The Brawler suspects that the acquitted double voter was Cynthia Alicea, whose crime was filling out two registration cards, both in her own name. Her sad tale never made it into the news pages but Gregory Stanford wrote it up.
But Kimberly Prude was to remain anonymous, a nameless felon, until the NYT reported her pathetic story to an incredulous nation. And recall, a federal appeals judge reviewing the case said she found Bisk's whole prosecution to be "mysterious."
Really it wasn't mysterious. A USA can't spend nearly a year chasing phantom voter fraudsters and come up empty-handed. So Bisk came up with Prude.
So the reason Prude's name never made it into the MJS was because the MJS couldn't spend more than a year hyping the looming threat of voter fraud only to dramatize the sad story of a woman whose crime was to make a mistake she then tried to correct.
Because writing that story would have suggested their obsession was a mistake -- particularly given they didn't spend a whit of time investigating Republican dirty tricks. And so it took an East Coast newspaper to tell the people of Milwaukee about the fraudsters St. Steven was protecting them from.

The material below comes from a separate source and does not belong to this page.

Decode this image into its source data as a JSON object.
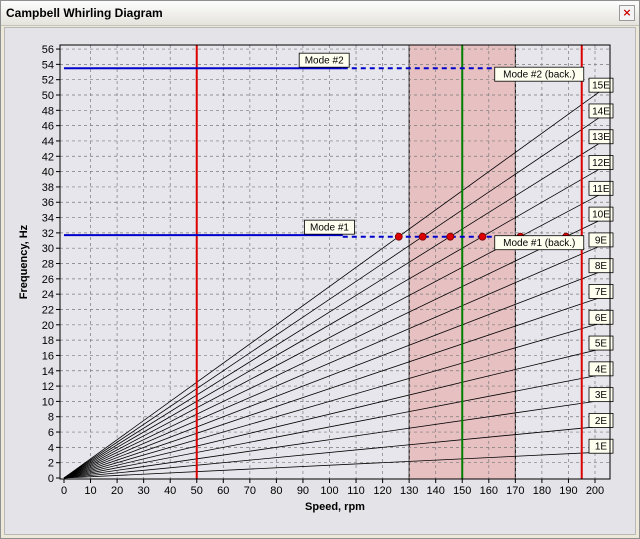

And as the Brawler writes this, the JS online got pretty hyped up about voter fraud -- ie felons voting -- with this story about the County charging somebody. To which the Brawler says: Yawn. No, felons who are still on probation should not vote. But anybody who suggests ignorant felons voting constitutes a threat to our republic is a crackpot. And if the US Attorney scandal has taught us anything, it's that efforts of voter suppression organized by our federal government were the most serious act of electoral misconduct going back several years now. Maybe someday the MJS will figure that out.